Work order:
Retype everything in the entries that follow, exactly as shown.
──────── Data shown ────────
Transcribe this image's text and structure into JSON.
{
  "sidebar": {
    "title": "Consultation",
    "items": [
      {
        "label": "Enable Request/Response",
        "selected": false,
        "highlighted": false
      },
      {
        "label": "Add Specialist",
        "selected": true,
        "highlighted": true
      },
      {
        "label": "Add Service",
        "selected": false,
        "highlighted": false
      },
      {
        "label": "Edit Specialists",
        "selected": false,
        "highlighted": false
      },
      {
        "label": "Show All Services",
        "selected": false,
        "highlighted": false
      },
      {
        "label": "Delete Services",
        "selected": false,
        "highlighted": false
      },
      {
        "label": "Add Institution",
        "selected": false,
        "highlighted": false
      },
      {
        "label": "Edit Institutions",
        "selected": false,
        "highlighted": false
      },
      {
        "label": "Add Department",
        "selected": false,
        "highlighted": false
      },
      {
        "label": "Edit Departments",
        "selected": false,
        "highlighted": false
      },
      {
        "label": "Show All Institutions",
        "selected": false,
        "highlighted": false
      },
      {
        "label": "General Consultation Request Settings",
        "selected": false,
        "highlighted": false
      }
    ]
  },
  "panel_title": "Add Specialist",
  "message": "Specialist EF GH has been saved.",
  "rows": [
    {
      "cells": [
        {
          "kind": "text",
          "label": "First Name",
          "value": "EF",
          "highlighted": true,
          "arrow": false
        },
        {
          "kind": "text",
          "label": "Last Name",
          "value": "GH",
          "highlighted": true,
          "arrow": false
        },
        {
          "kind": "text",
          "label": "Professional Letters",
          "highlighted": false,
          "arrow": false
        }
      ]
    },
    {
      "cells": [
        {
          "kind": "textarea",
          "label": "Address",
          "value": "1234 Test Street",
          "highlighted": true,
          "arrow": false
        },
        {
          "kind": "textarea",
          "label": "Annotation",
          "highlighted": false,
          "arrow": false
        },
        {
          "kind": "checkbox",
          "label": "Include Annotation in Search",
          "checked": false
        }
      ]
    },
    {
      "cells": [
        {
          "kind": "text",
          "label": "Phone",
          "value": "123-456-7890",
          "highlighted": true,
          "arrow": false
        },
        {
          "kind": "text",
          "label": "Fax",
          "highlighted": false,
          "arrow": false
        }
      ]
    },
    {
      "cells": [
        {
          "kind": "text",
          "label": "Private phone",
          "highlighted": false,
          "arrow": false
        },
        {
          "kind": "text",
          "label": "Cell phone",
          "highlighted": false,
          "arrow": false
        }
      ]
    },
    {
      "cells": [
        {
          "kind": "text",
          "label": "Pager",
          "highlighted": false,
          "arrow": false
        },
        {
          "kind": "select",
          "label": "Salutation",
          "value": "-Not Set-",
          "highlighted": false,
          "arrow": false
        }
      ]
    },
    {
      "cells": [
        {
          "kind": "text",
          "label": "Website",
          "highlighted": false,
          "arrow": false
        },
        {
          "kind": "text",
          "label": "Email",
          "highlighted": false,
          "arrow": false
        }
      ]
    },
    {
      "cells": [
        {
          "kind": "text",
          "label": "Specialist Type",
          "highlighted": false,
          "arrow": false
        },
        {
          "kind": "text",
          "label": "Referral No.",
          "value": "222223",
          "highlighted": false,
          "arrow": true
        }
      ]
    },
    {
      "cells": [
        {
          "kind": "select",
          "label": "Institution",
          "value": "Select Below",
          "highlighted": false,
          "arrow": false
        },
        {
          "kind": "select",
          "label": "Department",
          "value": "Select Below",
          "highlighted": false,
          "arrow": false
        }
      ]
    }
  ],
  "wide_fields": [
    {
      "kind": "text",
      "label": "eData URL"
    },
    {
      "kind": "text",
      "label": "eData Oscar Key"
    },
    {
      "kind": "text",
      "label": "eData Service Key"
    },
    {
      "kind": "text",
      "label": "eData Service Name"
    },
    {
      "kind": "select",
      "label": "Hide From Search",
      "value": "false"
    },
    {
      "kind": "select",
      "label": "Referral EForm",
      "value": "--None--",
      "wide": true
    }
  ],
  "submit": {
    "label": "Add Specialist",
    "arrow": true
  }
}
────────
Answer to the exercise:
Transcribe this image's text and structure into JSON.
{
  "sidebar": {
    "title": "Consultation",
    "items": [
      {
        "label": "Enable Request/Response",
        "selected": false,
        "highlighted": false
      },
      {
        "label": "Add Specialist",
        "selected": true,
        "highlighted": true
      },
      {
        "label": "Add Service",
        "selected": false,
        "highlighted": false
      },
      {
        "label": "Edit Specialists",
        "selected": false,
        "highlighted": false
      },
      {
        "label": "Show All Services",
        "selected": false,
        "highlighted": false
      },
      {
        "label": "Delete Services",
        "selected": false,
        "highlighted": false
      },
      {
        "label": "Add Institution",
        "selected": false,
        "highlighted": false
      },
      {
        "label": "Edit Institutions",
        "selected": false,
        "highlighted": false
      },
      {
        "label": "Add Department",
        "selected": false,
        "highlighted": false
      },
      {
        "label": "Edit Departments",
        "selected": false,
        "highlighted": false
      },
      {
        "label": "Show All Institutions",
        "selected": false,
        "highlighted": false
      },
      {
        "label": "General Consultation Request Settings",
        "selected": false,
        "highlighted": false
      }
    ]
  },
  "panel_title": "Add Specialist",
  "message": "Specialist EF GH has been saved.",
  "rows": [
    {
      "cells": [
        {
          "kind": "text",
          "label": "First Name",
          "value": "EF",
          "highlighted": true,
          "arrow": false
        },
        {
          "kind": "text",
          "label": "Last Name",
          "value": "GH",
          "highlighted": true,
          "arrow": false
        },
        {
          "kind": "text",
          "label": "Professional Letters",
          "highlighted": false,
          "arrow": false
        }
      ]
    },
    {
      "cells": [
        {
          "kind": "textarea",
          "label": "Address",
          "value": "1234 Test Street",
          "highlighted": true,
          "arrow": false
        },
        {
          "kind": "textarea",
          "label": "Annotation",
          "highlighted": false,
          "arrow": false
        },
        {
          "kind": "checkbox",
          "label": "Include Annotation in Search",
          "checked": false
        }
      ]
    },
    {
      "cells": [
        {
          "kind": "text",
          "label": "Phone",
          "value": "123-456-7890",
          "highlighted": true,
          "arrow": false
        },
        {
          "kind": "text",
          "label": "Fax",
          "highlighted": false,
          "arrow": false
        }
      ]
    },
    {
      "cells": [
        {
          "kind": "text",
          "label": "Private phone",
          "highlighted": false,
          "arrow": false
        },
        {
          "kind": "text",
          "label": "Cell phone",
          "highlighted": false,
          "arrow": false
        }
      ]
    },
    {
      "cells": [
        {
          "kind": "text",
          "label": "Pager",
          "highlighted": false,
          "arrow": false
        },
        {
          "kind": "select",
          "label": "Salutation",
          "value": "-Not Set-",
          "highlighted": false,
          "arrow": false
        }
      ]
    },
    {
      "cells": [
        {
          "kind": "text",
          "label": "Website",
          "highlighted": false,
          "arrow": false
        },
        {
          "kind": "text",
          "label": "Email",
          "highlighted": false,
          "arrow": false
        }
      ]
    },
    {
      "cells": [
        {
          "kind": "text",
          "label": "Specialist Type",
          "highlighted": false,
          "arrow": false
        },
        {
          "kind": "text",
          "label": "Referral No.",
          "value": "222223",
          "highlighted": false,
          "arrow": true
        }
      ]
    },
    {
      "cells": [
        {
          "kind": "select",
          "label": "Institution",
          "value": "Select Below",
          "highlighted": false,
          "arrow": false
        },
        {
          "kind": "select",
          "label": "Department",
          "value": "Select Below",
          "highlighted": false,
          "arrow": false
        }
      ]
    }
  ],
  "wide_fields": [
    {
      "kind": "text",
      "label": "eData URL"
    },
    {
      "kind": "text",
      "label": "eData Oscar Key"
    },
    {
      "kind": "text",
      "label": "eData Service Key"
    },
    {
      "kind": "text",
      "label": "eData Service Name"
    },
    {
      "kind": "select",
      "label": "Hide From Search",
      "value": "false"
    },
    {
      "kind": "select",
      "label": "Referral EForm",
      "value": "--None--",
      "wide": true
    }
  ],
  "submit": {
    "label": "Add Specialist",
    "arrow": true
  }
}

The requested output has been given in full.